## Aim of the task
Working from the entries below, count every line that includes the word "chevron". Return the figure alone.

## Information given
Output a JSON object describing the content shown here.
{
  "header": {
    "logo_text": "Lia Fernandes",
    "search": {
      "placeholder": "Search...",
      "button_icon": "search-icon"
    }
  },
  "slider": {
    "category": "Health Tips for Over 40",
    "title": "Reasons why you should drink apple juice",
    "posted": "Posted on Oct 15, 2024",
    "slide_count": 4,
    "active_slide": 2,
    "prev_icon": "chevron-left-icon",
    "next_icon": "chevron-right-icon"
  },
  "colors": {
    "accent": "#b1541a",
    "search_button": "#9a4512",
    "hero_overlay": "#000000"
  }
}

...

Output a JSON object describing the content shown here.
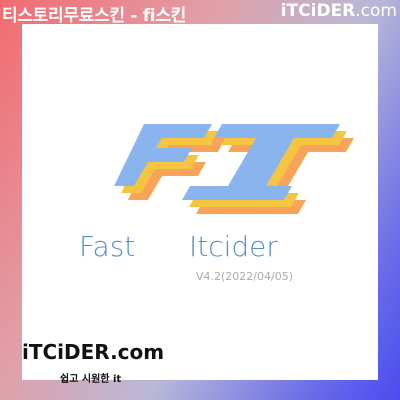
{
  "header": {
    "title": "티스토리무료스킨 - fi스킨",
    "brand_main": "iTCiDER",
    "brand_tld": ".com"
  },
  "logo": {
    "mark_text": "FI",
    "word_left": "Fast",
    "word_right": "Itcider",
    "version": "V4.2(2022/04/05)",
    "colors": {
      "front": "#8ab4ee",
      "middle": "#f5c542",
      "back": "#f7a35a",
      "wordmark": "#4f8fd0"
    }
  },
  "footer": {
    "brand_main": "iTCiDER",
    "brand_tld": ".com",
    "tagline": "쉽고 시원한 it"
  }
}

## Reply to the task
2